Land use strategies. Land use strategies that can reduce travel activity by decreasing trip lengths and the number of trips include compact developments; mixed-use developments; pedestrian and bicycle friendly communities; and transit oriented developments.
While each of the above developments has a potential of lessening carbon intensive travel activity, combining them would result in synergistic impact on VKT reduction. Hence in achieving the maximum reduction in travel activity and its associated GHG emissions, the key is to combine as many possible elements of each of the above-mentioned developments.
Land use strategies can be an effective tool to achieve sustainable transportation...One disadvantage for land use changes is that they only take effect over long period of time as only small changes in land uses typically occur annually.—Mashayekh et al.
The authors propose two concepts for achieving more sustainable transportation systems:
Strategy Combination Impact. The combination of various strategies or development types (in the case of land use) results in maximum impact.
Agencies Collaboration. Cooperation and collaboration between public agencies on local, state and regional levels as well as between public and private entities is crucial. The goal, the authors say, should be to create platforms, tools and processes that enhance this collaboration and to make decisions more effectively.
Yeganeh Mashayekh, Paulina Jaramillo, Constantine Samaras, Chris T. Hendrickson, Michael Blackhurst, Heather L. MacLean, and H. Scott Matthews (2012) Potentials for Sustainable Transportation in Cities to Alleviate Climate Change Impacts. Environmental Science & Technology doi: 10.1021/es203353q
1) Open the Yucca Mountain nuclear repository
2) Transition to next generation nuclear power generation.
3) Continue R & D of advanced battery technology
4) Continue development of natural gas refueling infrastructure nationwide.
Posted by: ejj | 12 February 2012 at 10:13 AM
Trucks on CNG, CAFE, synthetic/bio fuels, IGCC.
Posted by: SJC | 12 February 2012 at 11:07 AM
A strategy based on reduced traveled distance will fail because future electrified vehicle owners and expanding cities will create even more daily travelling.
Much lighter, smaller, more efficient, mostly electrified private vehicles + electrified city buses, e-delivery trucks, e-trains, long haul e-trucks etc should be our goals.
CNG ICEV are 30% cleaner and could reduce crude oil import (for USA) but it is an interim solution, somewhat viable for short term for heavy trucks, buses and locomotives.
Posted by: HarveyD | 12 February 2012 at 11:38 AM
Coal is your worst offender, so go IGCC and make synthetic fuels at night with additional biomass and natural gas. This way you reduce CO2 emissions, reduce oil imports and create jobs.
Posted by: SJC | 12 February 2012 at 01:06 PM
Don't bother to open Yucca mountain, but just buy at least two hundred new CANDU 600 reactors for the supply of power to the US for the next 50 years and use the "spent" fuel rods as fuel for the first few decades as the Chinese are now testing in their CANDU 600 reactors. Their reactors were built in less than Five years.

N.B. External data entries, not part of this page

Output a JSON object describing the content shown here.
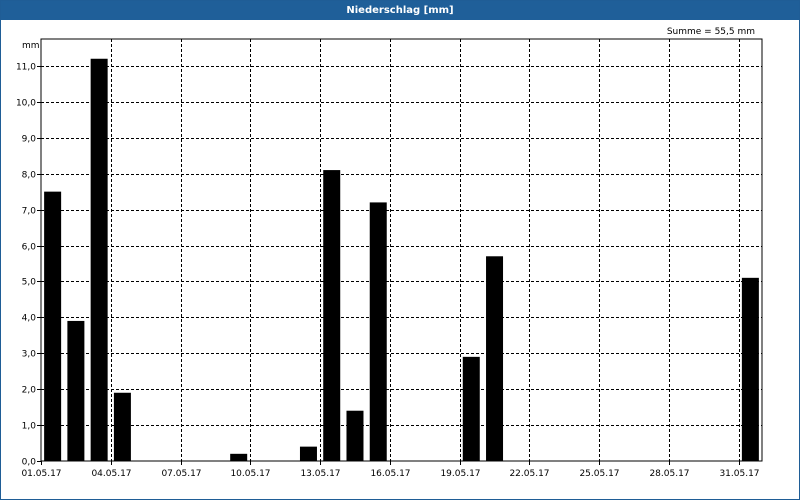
{
  "window": {
    "title": "Niederschlag [mm]"
  },
  "chart_data": {
    "type": "bar",
    "title": "Niederschlag [mm]",
    "ylabel": "mm",
    "annotation": "Summe = 55,5 mm",
    "ylim": [
      0,
      11.75
    ],
    "yticks": [
      0,
      1,
      2,
      3,
      4,
      5,
      6,
      7,
      8,
      9,
      10,
      11
    ],
    "ytick_labels": [
      "0,0",
      "1,0",
      "2,0",
      "3,0",
      "4,0",
      "5,0",
      "6,0",
      "7,0",
      "8,0",
      "9,0",
      "10,0",
      "11,0"
    ],
    "grid": true,
    "color": "#000000",
    "x_start": "01.05.17",
    "xtick_labels": [
      "01.05.17",
      "04.05.17",
      "07.05.17",
      "10.05.17",
      "13.05.17",
      "16.05.17",
      "19.05.17",
      "22.05.17",
      "25.05.17",
      "28.05.17",
      "31.05.17"
    ],
    "categories": [
      "01.05.17",
      "02.05.17",
      "03.05.17",
      "04.05.17",
      "05.05.17",
      "06.05.17",
      "07.05.17",
      "08.05.17",
      "09.05.17",
      "10.05.17",
      "11.05.17",
      "12.05.17",
      "13.05.17",
      "14.05.17",
      "15.05.17",
      "16.05.17",
      "17.05.17",
      "18.05.17",
      "19.05.17",
      "20.05.17",
      "21.05.17",
      "22.05.17",
      "23.05.17",
      "24.05.17",
      "25.05.17",
      "26.05.17",
      "27.05.17",
      "28.05.17",
      "29.05.17",
      "30.05.17",
      "31.05.17"
    ],
    "values": [
      7.5,
      3.9,
      11.2,
      1.9,
      0,
      0,
      0,
      0,
      0.2,
      0,
      0,
      0.4,
      8.1,
      1.4,
      7.2,
      0,
      0,
      0,
      2.9,
      5.7,
      0,
      0,
      0,
      0,
      0,
      0,
      0,
      0,
      0,
      0,
      5.1
    ]
  }
}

The use of thorium along with the spent fuel rods will eliminate the need for large amounts of long term storage, and a small part of the deep salt beds of New Mexico where the long since approved and court tested Waste Isolation Pilot Project, WIPP, exists also, will do for the few thousands of cubic yards of radioactive materials can be stored. All existing "used" fuel rods with at least 95 percent of their energy remaining could be fit into a single US WALMART superstore with much space remaining. ..HG..
Posted by: Henry Gibson | 15 February 2012 at 04:43 PM
Oh look, more scientists with a faulty premise concluding the obvious. Who pays for this shyte? And who's GHG "goals" are they hoping to meet?
Then all of the commenters, of course, go on about their favorite pet green project, ignoring all others (or reality, for that matter).
Posted by: Aaron Turpen | 17 February 2012 at 01:06 AM